Once a company identifies its target consumer segment, it needs to create a unique, distinctive image that appeals to that segment. Note that “unique” need not mean over-the-top bizarre: it can result from a confluence of influences. For example, what kind of music does the segment listen to? What kind of ambiance invites them to select a particular coffee shop? What magazines do they read, and what is distinctive about the graphic design in those magazines? What TV shows do they watch, and what is distinctive about the tone and style of those shows?
Once you acquire that information, hand it over to a professional marketing agency with a reputation for creativity. Don’t try to do it yourself! Company executives should no more try to rebrand themselves than they should try to give themselves haircuts. Their lack of objectivity, and their MBA-cultivated obsession with spreadsheets, will likely cause them to miss the creative hotspot.
Finally, once that style is “declared,” it needs to be integrated everywhere, not just in the ads. The entire operation, from the corporate logo to the music playing over the intercom to the atmosphere in the dressing rooms, needs to reflect this style.
Looks aren’t everything, even in the fashion industry. A brand also needs a voice, particularly in this era of tech-powered social interaction. The ideal is to pick brand ambassadors who are members of the target consumer segment.
Now, some marketing consultants will tell you that the only “authentic” brand spokespeople are the company’s owners or top executives. My view? Unless your CEO is as charismatic and media savvy as a Steve Jobs, keep him or her out of the picture. You’re better off with a professional actor or even a talking gecko. For example, the last ambassador a fashion brand targeting women needs is an old guy in a suit.

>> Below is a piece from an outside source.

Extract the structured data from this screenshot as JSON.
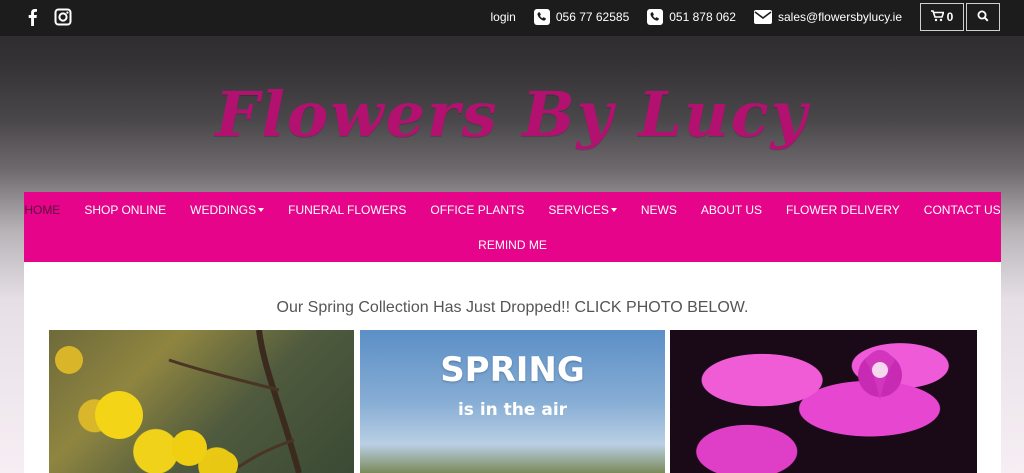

That doesn’t mean ush out and hire a celebrity. They’re expensive and need to be strategically selected and handled (a topic for another blog). Sarah Jessica Parker, for all her box office success and appeal, wasn’t the best choice for The Gap’s twentysomething demographic. No one believed she actually would wear Gap clothing out in public with her thirtysomething and fortysomething peers.
Rather, hire professional writers and spokesmodels from your target segment to serve as bloggers and social network reps for your brand. Don’t be covert: if you venture onto Facebook, it’s better to have your brand ambassadors openly state their ties — isn’t that the point? — than to pretend to be a “friend” with an ulterior motive. Deceptive “guerilla” marketing simply sets you up for a backlash (see my blog post, Are You For Real Monica Rockle? A Facebook Marketing Case Study).

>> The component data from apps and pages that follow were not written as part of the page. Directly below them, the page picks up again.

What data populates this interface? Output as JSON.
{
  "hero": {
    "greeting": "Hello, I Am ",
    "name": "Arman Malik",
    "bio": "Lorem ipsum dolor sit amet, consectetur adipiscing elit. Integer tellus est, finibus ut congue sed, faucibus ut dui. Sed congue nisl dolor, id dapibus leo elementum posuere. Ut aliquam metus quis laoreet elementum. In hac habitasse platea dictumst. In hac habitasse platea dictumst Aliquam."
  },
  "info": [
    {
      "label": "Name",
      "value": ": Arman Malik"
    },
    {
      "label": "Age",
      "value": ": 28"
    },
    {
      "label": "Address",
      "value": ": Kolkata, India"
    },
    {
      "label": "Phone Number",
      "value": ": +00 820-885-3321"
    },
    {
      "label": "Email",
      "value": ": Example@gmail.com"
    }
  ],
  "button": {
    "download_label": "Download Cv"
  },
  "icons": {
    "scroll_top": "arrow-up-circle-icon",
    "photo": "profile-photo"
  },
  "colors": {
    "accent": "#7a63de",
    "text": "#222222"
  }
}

Rather, hire people whose personalities reflect the brand identity you wish to establish, then have them interact directly with consumers. Along with a segment focus and a makeover, a few choice brand ambassadors could help Mervyns shed its stodgy image.
Note that this is a quickie solution confined by the limits of this blog. (And I’m not getting paid for it.) A comprehensive marketing plan, based on thorough consumer and competitive analyses, is necessary.

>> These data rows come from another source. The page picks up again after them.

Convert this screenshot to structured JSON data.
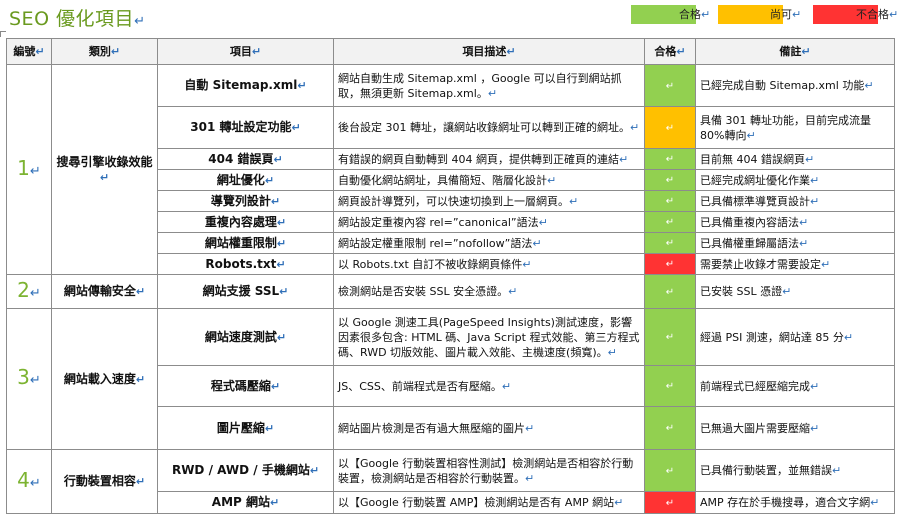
{
  "title": "SEO 優化項目",
  "mark": "↵",
  "legend": [
    {
      "label": "合格",
      "color": "#92d050"
    },
    {
      "label": "尚可",
      "color": "#ffc000"
    },
    {
      "label": "不合格",
      "color": "#ff3333"
    }
  ],
  "headers": [
    "編號",
    "類別",
    "項目",
    "項目描述",
    "合格",
    "備註"
  ],
  "groups": [
    {
      "number": "1",
      "category": "搜尋引擎收錄效能",
      "rows": [
        {
          "item": "自動 Sitemap.xml",
          "desc": "網站自動生成 Sitemap.xml ，Google 可以自行到網站抓取，無須更新 Sitemap.xml。",
          "status": "pass",
          "note": "已經完成自動 Sitemap.xml 功能"
        },
        {
          "item": "301 轉址設定功能",
          "desc": "後台設定 301 轉址，讓網站收錄網址可以轉到正確的網址。",
          "status": "fair",
          "note": "具備 301 轉址功能，目前完成流量 80%轉向"
        },
        {
          "item": "404 錯誤頁",
          "desc": "有錯誤的網頁自動轉到 404 網頁，提供轉到正確頁的連結",
          "status": "pass",
          "note": "目前無 404 錯誤網頁"
        },
        {
          "item": "網址優化",
          "desc": "自動優化網站網址，具備簡短、階層化設計",
          "status": "pass",
          "note": "已經完成網址優化作業"
        },
        {
          "item": "導覽列設計",
          "desc": "網頁設計導覽列，可以快速切換到上一層網頁。",
          "status": "pass",
          "note": "已具備標準導覽頁設計"
        },
        {
          "item": "重複內容處理",
          "desc": "網站設定重複內容 rel=”canonical”語法",
          "status": "pass",
          "note": "已具備重複內容語法"
        },
        {
          "item": "網站權重限制",
          "desc": "網站設定權重限制 rel=”nofollow”語法",
          "status": "pass",
          "note": "已具備權重歸屬語法"
        },
        {
          "item": "Robots.txt",
          "desc": "以 Robots.txt 自訂不被收錄網頁條件",
          "status": "fail",
          "note": "需要禁止收錄才需要設定"
        }
      ]
    },
    {
      "number": "2",
      "category": "網站傳輸安全",
      "rows": [
        {
          "item": "網站支援 SSL",
          "desc": "檢測網站是否安裝 SSL 安全憑證。",
          "status": "pass",
          "note": "已安裝 SSL 憑證"
        }
      ]
    },
    {
      "number": "3",
      "category": "網站載入速度",
      "rows": [
        {
          "item": "網站速度測試",
          "desc": "以 Google 測速工具(PageSpeed Insights)測試速度，影響因素很多包含: HTML 碼、Java Script 程式效能、第三方程式碼、RWD 切版效能、圖片載入效能、主機速度(頻寬)。",
          "status": "pass",
          "note": "經過 PSI 測速，網站達 85 分"
        },
        {
          "item": "程式碼壓縮",
          "desc": "JS、CSS、前端程式是否有壓縮。",
          "status": "pass",
          "note": "前端程式已經壓縮完成"
        },
        {
          "item": "圖片壓縮",
          "desc": "網站圖片檢測是否有過大無壓縮的圖片",
          "status": "pass",
          "note": "已無過大圖片需要壓縮"
        }
      ]
    },
    {
      "number": "4",
      "category": "行動裝置相容",
      "rows": [
        {
          "item": "RWD / AWD / 手機網站",
          "desc": "以【Google 行動裝置相容性測試】檢測網站是否相容於行動裝置，檢測網站是否相容於行動裝置。",
          "status": "pass",
          "note": "已具備行動裝置，並無錯誤"
        },
        {
          "item": "AMP 網站",
          "desc": "以【Google 行動裝置 AMP】檢測網站是否有 AMP 網站",
          "status": "fail",
          "note": "AMP 存在於手機搜尋，適合文字網"
        }
      ]
    }
  ],
  "status_colors": {
    "pass": "#92d050",
    "fair": "#ffc000",
    "fail": "#ff3333"
  }
}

The point is, when your company gets into some hot water — or some deep, murky, quicksand — don’t blame the economy. Many companies in every industry are still making money. Rather, use failure as a cue to undertake some no-holds-barred, full frontal self-reflection. And if you’re Mervyns, some better lighting might help you see what’s going on.
Update 10/3/8: Forever 21 just put in a bid for 150 Mervyns stores. Who knew that the opposites I mentioned in this article would attract? Says Christopher Lee, Sr. VP of Forever 21, “Our vision has always been to get a bigger box.” Nothing is certain yet, but the best bet is that Forever 21 will convert many of those Mervyns and put the rest out of their misery.
Update 10/17/8: Mervyns has decided to give it up.
Update 12/13/8: Forever 21 will take over 15 Mervyns sites and Kohl’s will take over 31. The remaining sites will likely be returned to landlords.